Buffalo Soldiers Detroit Has A Rich History
African-Americans have fought in military conflicts since colonial days. However, the Buffalo Soldiers, comprised of former slaves, freemen and Black Civil War soldiers, were the first to serve during peacetime. Congress adopted legislation in 1866 to create six all African American Army units. The units were the 9th and 10th cavalry and the 38th, 39th, 40th and 41st infantry regiments, later re-organized to form the 24th and 25th infantry regiments.
Once the Westward movement had begun these soldiers were charged with and responsible for escorting settlers, cattle herds, railroad crews and building the infrastructure needed for new settlements to flourish. They patrolled the Western frontier, following all the same orders as white cavalrymen. They protected wagons and trains from outlaws, built telegraph lines, improved roads, escorted mail carriers, and fought in more than 125 conflicts with American Indians.
The nickname Buffalo Soldiers began with the Cheyenne warriors in 1867. This name was given out of respect of the fierce fighting ability of the 10th cavalry. In time, all African American soldiers would come to be called Buffalo Soldiers. The Buffalo Soldiers, down through the years, have worn the name with pride.
Buffalo Soldiers participated in many other military campaigns: The Spanish American War, The Phillippine Insurrection, The Mexican Expedition, World War I, World War II, and the Korean Police Action. President Truman desegregated the military in 1948.
During the summers of 1899, 1903, and 1904, the duty to protect America's parks fell to regiments of Buffalo Soldiers. Over those three years, about 500 men made the 200-plus-mile marches to Yosemite and Sequoia from Monterey, California.
The Story of the Buffalo Soldiers remains one of unsurpassed courage and patriotism, and will be forever a significant part of the history of America.
Located in Detroit-Rouge Park there is a small Buffalo Soldiers pictorial display where First Sgt. James Mills shares with its visitors a forgotten piece of American history. What was once an abandoned Detroit Mounted Police station now stands the Buffalo Soldiers Heritage Center. Visitors from all ages, cultural and socioeconomic backgrounds enjoy the history and horses (in the hood) at Rouge Park.
It was a dream of James Mills and his long-time friend Bob Jarber (now deceased) to bring the horses to the hearts of the youth in the community.

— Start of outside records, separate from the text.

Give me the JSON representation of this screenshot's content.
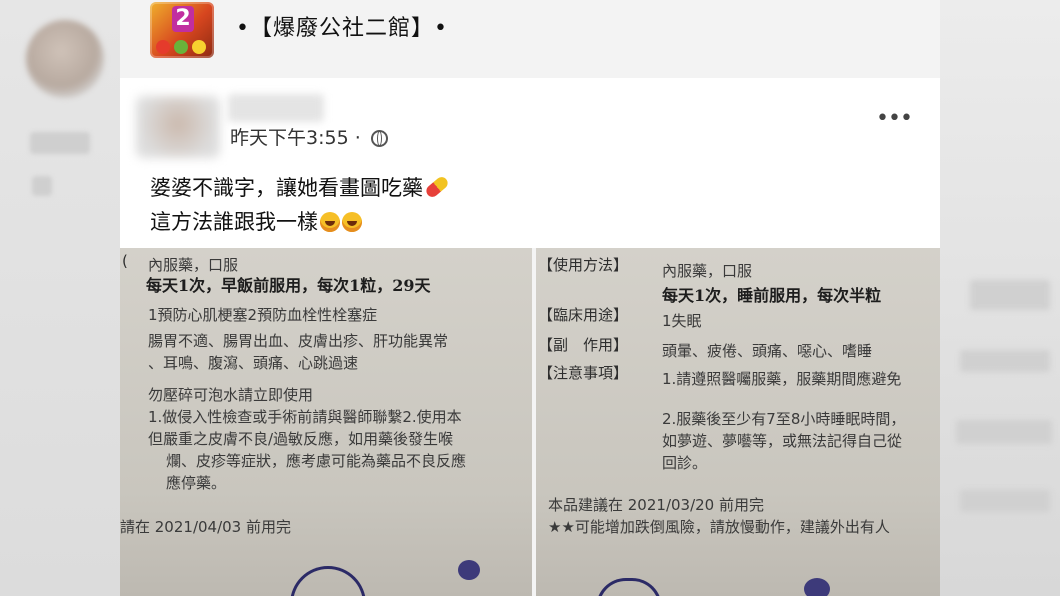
{
  "group": {
    "icon_number": "2",
    "name": "•【爆廢公社二館】•"
  },
  "post": {
    "timestamp": "昨天下午3:55",
    "separator": "·",
    "text_line1": "婆婆不識字，讓她看畫圖吃藥",
    "text_line2": "這方法誰跟我一樣",
    "more_label": "•••"
  },
  "photo_left": {
    "lines": [
      "內服藥，口服",
      "每天1次，早飯前服用，每次1粒，29天",
      "1預防心肌梗塞2預防血栓性栓塞症",
      "腸胃不適、腸胃出血、皮膚出疹、肝功能異常",
      "、耳鳴、腹瀉、頭痛、心跳過速",
      "勿壓碎可泡水請立即使用",
      "1.做侵入性檢查或手術前請與醫師聯繫2.使用本",
      "但嚴重之皮膚不良/過敏反應，如用藥後發生喉",
      "爛、皮疹等症狀，應考慮可能為藥品不良反應",
      "應停藥。",
      "請在 2021/04/03 前用完"
    ]
  },
  "photo_right": {
    "labels": [
      "【使用方法】",
      "【臨床用途】",
      "【副　作用】",
      "【注意事項】"
    ],
    "lines": [
      "內服藥，口服",
      "每天1次，睡前服用，每次半粒",
      "1失眠",
      "頭暈、疲倦、頭痛、噁心、嗜睡",
      "1.請遵照醫囑服藥，服藥期間應避免",
      "2.服藥後至少有7至8小時睡眠時間，",
      "如夢遊、夢囈等，或無法記得自己從",
      "回診。",
      "本品建議在 2021/03/20 前用完",
      "★★可能增加跌倒風險，請放慢動作，建議外出有人"
    ]
  }
}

When the soldiers inquired about using the stable for their horses, the City of Detroit Recreation Department and manager, Dr. Beverly Alexander, opened their arms and hearts to the idea. That was eight years ago and with the help of the Friends of Rouge Park and the president, Sally Petrella as our number one supporters, the stable still houses the horses. Visitors come by daily to give our horses treats. On occasion, the soldiers and volunteers will give a tour, history lecture, horse grooming session, and pony rides to youth groups, church groups, and neighborhood groups.